The widespread use of facial recognition technology is almost upon us. A new iPhone is on the horizon, and it might not even have a fingerprint reader—instead, you could be unlocking your phone with your face.
Facial recognition is not new. It’s been a sci-fi staple for decades, and its practical roots are in the 1960s with Palo Alto researchers on RAND Tablets manually mapping out people’s features. Even back then we could give a computer enough data to be able to match a person to a their photograph. The group, led by Woodrow William Bledsoe even managed to calculate a compensation for any tilt, lean, rotation and scale of the head in a photograph.
Eigenfaces from AT&T Laboratories Cambridge
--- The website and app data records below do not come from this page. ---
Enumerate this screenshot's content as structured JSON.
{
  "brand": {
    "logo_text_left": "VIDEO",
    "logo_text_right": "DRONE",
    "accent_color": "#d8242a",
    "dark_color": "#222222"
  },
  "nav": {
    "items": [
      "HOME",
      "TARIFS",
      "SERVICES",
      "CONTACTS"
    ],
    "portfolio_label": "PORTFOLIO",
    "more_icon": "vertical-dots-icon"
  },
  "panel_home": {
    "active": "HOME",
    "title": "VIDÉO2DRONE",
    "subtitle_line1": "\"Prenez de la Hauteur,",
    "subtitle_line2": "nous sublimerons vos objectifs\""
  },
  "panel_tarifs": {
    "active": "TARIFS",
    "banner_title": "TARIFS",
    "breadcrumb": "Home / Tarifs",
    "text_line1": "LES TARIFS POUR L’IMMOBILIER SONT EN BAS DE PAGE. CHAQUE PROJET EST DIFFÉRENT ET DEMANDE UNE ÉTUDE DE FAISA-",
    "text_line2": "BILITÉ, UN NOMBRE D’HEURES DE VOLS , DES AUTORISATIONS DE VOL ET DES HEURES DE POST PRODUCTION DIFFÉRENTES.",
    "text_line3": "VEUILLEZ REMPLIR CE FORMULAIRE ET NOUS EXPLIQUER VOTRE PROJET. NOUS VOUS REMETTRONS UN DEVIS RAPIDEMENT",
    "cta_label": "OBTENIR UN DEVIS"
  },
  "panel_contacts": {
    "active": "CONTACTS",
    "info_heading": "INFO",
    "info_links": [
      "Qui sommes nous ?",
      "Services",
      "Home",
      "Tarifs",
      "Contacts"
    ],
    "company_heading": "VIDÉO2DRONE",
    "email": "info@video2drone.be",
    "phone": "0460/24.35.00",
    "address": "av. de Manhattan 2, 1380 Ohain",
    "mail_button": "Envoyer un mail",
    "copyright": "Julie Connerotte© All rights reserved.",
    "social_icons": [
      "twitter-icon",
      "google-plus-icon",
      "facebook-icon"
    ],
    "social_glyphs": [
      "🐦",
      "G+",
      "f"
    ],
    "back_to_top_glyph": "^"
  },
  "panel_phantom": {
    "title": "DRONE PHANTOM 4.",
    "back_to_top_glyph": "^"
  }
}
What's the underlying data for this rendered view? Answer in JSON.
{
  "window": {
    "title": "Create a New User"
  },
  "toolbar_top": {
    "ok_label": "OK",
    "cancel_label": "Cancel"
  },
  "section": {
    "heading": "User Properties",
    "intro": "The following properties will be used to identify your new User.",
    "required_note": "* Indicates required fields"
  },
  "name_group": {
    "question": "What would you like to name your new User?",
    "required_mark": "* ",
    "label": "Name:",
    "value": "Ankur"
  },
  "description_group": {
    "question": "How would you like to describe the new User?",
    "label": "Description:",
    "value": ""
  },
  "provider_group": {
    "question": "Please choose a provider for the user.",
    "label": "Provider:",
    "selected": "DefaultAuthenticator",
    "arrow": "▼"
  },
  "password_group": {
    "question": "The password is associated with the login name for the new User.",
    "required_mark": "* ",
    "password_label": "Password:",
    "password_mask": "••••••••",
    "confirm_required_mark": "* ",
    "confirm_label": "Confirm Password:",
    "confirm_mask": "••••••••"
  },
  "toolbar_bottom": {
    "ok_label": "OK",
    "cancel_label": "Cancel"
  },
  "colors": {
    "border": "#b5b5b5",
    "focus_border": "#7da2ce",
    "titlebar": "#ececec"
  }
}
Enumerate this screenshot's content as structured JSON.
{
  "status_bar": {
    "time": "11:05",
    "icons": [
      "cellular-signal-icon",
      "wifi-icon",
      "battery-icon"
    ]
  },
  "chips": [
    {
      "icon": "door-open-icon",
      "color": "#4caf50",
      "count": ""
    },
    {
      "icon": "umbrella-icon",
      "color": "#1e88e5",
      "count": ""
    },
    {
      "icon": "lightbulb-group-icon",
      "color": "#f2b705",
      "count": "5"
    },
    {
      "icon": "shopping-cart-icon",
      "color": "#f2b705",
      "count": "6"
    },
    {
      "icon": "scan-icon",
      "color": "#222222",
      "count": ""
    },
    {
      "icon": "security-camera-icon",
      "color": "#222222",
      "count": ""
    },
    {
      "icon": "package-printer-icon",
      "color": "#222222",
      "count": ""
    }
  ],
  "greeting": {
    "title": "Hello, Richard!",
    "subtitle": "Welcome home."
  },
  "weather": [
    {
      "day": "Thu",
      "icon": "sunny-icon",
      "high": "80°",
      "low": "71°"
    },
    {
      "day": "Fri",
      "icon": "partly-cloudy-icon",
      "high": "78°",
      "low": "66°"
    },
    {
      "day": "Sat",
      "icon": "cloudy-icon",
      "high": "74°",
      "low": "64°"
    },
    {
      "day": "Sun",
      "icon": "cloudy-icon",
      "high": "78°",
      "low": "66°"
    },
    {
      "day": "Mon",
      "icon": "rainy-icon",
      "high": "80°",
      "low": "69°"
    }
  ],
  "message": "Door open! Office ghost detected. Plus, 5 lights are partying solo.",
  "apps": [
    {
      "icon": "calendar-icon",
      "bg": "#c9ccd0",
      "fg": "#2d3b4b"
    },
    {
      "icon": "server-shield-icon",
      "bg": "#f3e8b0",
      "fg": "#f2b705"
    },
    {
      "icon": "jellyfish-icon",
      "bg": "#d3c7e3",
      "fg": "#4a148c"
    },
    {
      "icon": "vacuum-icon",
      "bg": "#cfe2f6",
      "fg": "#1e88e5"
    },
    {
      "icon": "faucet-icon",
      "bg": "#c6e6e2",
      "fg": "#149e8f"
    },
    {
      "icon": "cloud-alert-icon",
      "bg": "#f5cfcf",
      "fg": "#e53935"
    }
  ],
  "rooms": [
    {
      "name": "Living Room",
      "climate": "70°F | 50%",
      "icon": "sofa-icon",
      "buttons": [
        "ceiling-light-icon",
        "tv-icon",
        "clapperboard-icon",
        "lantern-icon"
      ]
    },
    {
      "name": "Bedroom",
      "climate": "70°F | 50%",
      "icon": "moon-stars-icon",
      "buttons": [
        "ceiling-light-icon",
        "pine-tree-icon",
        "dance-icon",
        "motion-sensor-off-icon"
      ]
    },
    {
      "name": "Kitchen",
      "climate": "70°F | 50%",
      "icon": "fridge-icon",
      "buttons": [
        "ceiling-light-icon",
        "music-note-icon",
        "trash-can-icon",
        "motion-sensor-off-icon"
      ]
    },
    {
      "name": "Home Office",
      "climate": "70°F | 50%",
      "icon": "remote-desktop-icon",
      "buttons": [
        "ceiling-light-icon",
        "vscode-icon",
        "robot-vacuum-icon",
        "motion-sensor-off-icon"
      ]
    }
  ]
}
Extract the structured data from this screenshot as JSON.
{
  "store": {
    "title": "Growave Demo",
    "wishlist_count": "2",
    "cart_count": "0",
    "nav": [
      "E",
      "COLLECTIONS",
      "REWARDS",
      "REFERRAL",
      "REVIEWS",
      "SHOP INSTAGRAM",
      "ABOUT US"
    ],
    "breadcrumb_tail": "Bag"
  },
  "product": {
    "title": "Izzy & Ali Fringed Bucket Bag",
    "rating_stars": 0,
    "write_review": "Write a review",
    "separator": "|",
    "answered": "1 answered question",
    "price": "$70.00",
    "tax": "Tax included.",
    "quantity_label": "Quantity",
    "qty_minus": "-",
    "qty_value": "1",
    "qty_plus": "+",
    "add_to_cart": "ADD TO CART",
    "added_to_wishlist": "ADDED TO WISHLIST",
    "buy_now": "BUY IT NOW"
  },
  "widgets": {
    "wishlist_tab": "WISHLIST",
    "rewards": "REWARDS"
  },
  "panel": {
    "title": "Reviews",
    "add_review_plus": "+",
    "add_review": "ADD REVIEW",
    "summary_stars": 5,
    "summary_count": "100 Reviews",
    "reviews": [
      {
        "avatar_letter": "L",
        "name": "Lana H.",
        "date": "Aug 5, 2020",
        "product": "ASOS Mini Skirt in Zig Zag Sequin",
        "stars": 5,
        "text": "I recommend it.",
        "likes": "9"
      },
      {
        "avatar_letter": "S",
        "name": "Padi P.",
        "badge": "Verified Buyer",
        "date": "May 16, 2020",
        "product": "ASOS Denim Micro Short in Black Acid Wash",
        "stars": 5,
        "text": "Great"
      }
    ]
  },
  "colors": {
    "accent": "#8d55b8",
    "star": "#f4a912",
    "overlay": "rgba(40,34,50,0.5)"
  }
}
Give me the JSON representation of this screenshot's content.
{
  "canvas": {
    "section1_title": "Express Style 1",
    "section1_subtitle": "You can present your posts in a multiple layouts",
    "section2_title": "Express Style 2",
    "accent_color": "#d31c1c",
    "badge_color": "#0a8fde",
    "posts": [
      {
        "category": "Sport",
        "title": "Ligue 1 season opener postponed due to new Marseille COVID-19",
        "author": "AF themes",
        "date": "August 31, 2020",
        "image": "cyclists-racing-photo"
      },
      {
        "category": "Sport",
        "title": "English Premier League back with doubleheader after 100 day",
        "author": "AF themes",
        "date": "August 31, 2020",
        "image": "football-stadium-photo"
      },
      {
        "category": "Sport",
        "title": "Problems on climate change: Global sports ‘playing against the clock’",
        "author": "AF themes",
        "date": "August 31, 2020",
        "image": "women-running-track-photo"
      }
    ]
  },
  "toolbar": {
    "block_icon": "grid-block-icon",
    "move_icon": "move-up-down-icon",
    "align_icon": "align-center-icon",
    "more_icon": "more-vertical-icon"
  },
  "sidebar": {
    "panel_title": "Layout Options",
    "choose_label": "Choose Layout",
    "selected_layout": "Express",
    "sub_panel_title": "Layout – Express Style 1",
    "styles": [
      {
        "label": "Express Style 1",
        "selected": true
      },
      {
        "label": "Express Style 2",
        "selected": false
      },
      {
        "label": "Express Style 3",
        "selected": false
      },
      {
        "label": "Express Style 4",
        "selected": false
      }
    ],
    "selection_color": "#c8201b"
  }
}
Data inputs stayed pretty rudimentary, with manual input of details being replaced by the Eigenfaces in the ‘80s and ‘90s. This would be the start of computer vision systems leveraging the kinda freaky power of big data.